◆ **About this task**
Go through the records and tally the lines that include the word "list". The answer is that total alone.

◆ **Material for this task**
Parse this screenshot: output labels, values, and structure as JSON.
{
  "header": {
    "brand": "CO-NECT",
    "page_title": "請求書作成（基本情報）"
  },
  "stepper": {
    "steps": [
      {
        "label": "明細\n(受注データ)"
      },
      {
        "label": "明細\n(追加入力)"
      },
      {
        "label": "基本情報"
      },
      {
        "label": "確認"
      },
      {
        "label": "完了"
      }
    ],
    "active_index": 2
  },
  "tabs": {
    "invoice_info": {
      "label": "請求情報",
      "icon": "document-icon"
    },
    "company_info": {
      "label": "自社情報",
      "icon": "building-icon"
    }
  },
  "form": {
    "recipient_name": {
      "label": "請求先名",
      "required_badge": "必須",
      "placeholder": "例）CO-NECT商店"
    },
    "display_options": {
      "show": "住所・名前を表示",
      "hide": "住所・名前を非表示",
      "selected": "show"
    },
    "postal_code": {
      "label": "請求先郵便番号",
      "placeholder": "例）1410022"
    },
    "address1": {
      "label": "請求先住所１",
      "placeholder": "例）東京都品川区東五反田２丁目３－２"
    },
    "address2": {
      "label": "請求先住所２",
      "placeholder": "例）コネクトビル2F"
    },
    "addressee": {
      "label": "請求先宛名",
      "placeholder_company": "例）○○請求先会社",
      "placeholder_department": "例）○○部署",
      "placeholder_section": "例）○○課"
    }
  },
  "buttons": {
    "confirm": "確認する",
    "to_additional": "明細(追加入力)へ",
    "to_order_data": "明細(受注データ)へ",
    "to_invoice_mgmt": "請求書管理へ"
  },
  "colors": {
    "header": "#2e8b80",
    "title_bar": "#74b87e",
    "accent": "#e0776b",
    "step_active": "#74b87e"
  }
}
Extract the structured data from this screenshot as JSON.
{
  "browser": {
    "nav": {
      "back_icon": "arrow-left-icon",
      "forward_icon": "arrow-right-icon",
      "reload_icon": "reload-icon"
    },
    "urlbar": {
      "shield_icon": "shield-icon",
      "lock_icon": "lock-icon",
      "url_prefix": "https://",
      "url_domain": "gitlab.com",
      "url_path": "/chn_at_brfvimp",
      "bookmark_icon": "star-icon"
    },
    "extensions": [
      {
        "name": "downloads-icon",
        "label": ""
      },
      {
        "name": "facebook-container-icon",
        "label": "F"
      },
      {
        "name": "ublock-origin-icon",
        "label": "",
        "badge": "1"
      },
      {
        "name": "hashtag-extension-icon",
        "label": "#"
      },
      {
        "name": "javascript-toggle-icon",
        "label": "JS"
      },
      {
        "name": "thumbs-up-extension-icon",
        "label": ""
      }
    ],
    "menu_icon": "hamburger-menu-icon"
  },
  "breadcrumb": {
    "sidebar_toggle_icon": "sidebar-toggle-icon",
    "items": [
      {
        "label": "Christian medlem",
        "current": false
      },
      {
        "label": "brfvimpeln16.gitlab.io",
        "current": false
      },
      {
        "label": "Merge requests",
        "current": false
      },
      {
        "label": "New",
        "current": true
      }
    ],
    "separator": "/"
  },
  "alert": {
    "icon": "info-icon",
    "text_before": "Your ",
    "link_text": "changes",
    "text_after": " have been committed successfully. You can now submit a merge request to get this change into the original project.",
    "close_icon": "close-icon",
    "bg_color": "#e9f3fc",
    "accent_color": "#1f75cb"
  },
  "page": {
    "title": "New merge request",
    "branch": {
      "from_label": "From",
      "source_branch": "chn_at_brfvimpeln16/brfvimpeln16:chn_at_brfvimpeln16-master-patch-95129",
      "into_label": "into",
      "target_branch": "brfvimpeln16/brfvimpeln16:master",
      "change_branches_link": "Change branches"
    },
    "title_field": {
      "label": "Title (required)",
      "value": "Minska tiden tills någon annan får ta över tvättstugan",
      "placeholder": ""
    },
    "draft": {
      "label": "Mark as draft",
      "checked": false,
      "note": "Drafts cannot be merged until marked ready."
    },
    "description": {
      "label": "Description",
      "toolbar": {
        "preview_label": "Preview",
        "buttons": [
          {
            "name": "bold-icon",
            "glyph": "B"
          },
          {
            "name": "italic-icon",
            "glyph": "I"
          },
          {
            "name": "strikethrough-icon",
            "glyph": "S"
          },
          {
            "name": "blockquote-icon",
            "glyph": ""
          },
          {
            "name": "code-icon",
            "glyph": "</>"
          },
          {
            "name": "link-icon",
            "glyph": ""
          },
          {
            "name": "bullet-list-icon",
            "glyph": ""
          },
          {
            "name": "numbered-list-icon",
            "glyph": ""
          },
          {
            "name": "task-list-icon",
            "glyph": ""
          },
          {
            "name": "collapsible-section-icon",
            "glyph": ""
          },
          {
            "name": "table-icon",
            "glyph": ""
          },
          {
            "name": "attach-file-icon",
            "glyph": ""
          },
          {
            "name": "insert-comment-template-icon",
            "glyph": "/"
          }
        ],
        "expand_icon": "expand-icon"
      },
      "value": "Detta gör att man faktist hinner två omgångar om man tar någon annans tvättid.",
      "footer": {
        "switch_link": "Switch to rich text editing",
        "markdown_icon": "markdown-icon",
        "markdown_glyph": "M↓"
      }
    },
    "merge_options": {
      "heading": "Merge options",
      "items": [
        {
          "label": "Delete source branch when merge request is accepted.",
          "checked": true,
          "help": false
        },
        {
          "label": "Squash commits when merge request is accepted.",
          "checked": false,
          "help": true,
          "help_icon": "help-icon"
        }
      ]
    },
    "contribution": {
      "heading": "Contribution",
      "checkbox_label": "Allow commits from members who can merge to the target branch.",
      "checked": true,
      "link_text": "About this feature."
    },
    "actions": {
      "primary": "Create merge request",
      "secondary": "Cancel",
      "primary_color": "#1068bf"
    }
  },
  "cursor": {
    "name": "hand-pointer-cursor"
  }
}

◆ **Exercise answer**
3